Accepting pride: recent legislation is having an impact on student groups at NHS

It was the twenty-sixth of June when thousands of Americans crowded streets across the United States, flying rainbow flags and crying tears of joy as the United States Supreme Court legalized gay marriage in the case of Obergfell v. Hodges in all fifty states. Colorful celebrations erupted nationwide and for the first time ever, many in the LGBTQ+ community felt safe enough to publicly express their identities. 

Marriage between same-sex couples was only recognized as legal in the United States in 2015. Seven years later in 2022, the struggle towards true equality prevails yet again, as bills that suppress LGBTQ+ voices make their way through state legislatures. Expression and acceptance is something that is highly valued at NHS, but the buzz of discrimantion has arised once more.

Although freedom was once promised, the LGBTQ+ community continues to face discrimination from from lawmakers in several statehouses.

When same-sex marriage was legalized by Obergfell, many LGBTQ+ advocates believed that America was making strides towards equality; now, with recent bills passing through state legislatures such as Florida and Alabama — described as “Don’t Say Gay” bills by critics — some here at NHS believe that the United States has taken several steps back in regards to LGBTQ+ equality. 

Although the specific content of the “Don’t Say Gay” bills differ from state-to-state, the bills essentially target discussion regarding sexual orientation or gender identity within the classroom. Florida’s infamous bill seeks to prevent these discussions from occurring in kindergarten through third grade classrooms. Lucian Dixon, a junior at NHS whom identifies as both non-binary and bisexual, says the “Don’t Say Gay” bills are likely to limit queer youth. 

“The ‘Don’t Say Gay’ bills [are] essentially [attempting to erase] any important education on individualism, identity, and safety,” Dixon said. “It will make students with LGBTQ+ parents, relatives, or [who] are LGBTQ+ themselves feel out of place and invalid.” 

Freshman Andy Havener, who identifies as transgender, believes that the bills inaccurately represent the LGBTQ+ community. 

“It restricts education on large parts of our history and teaches LGBTQ+ kids that they are ‘inappropriate.’ It blatantly sexualizes the identities under the LGBTQ+ community despite the fact that we are no more sexual than people identifying as straight and [cisgender]. We are people just like anyone else and our history and identities deserves to be taught just like straight and cisgender identities are,” Havener said. 

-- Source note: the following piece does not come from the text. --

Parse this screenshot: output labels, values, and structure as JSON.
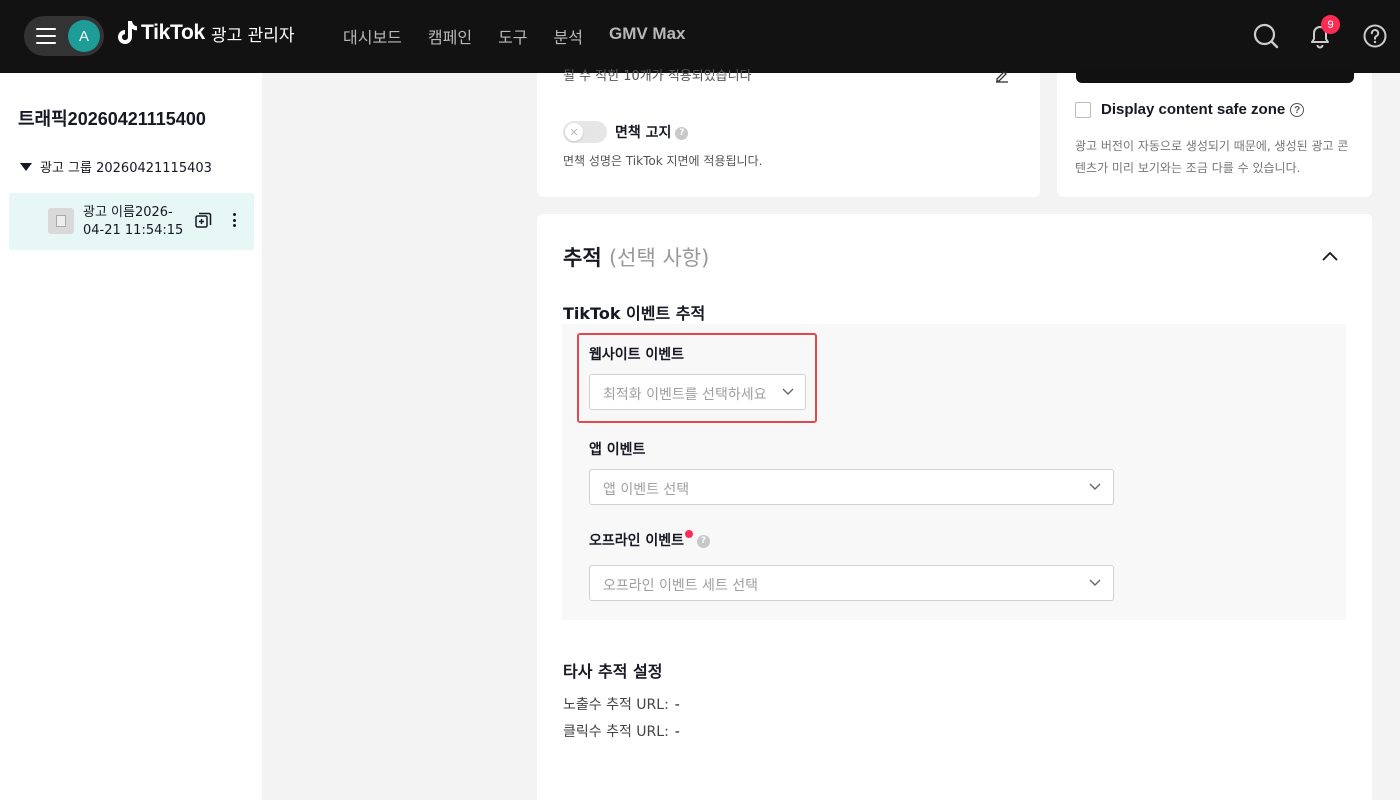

When the ‘Don’t Say Gay’ bills first began to receive backlash from critics, supporters of the bills pointed out that the bills never explicitly mentioned the LGBTQ+ community. Junior Caydence Louck, whom identifies as a lesbian, believes this ambiguity is intentional. 

“It’s a bill with extremely vague wording on purpose. This allows [lawmakers] and the government to play around with what is or isn’t allowed based on what they want. The bill itself never actually says the word ‘gay’ but it’s being passed to allow schools to ban teachings about LGBTQ+ history, sex education, critical race theory, and other issues that are controversial,” Louck said. 

Although the bills never mention LGBTQ+ specifically, Louck — as well as many others — see the bills as a step backwards in terms of equality.

“[The world has] made so much progress in the past ten years and now people want to get rid of that,” Louck said, “I’m not doing anything wrong. I’m just a person, who has no ill intentions, but who’s treated as something gross, wrong, and sick.”

Despite the anxiety these new bills have caused LGBTQ+ youth, NHS counselor Andrew Smeathers believes that it is important to live in the present — to not get so caught up in a mindset that only takes into consideration the worst outcomes. 

“I know that it’s really easy to get caught up in the headlines of what we read coming out of Washington DC [but] I think sometimes we have to be able to shut off the media… it’s so easy to get caught up in headlines,” Smeathers said. 

Even with the passing of these bills nationwide, many members of the LGBTQ+ community and allies remain optimistic for the future. 

“I hope that future generations of LGBTQ+ people will have a more accepting and safe environment… I hope that one day LGBTQ+ people will be allowed to live freely and openly without fear of what others will do to them,” Havener said.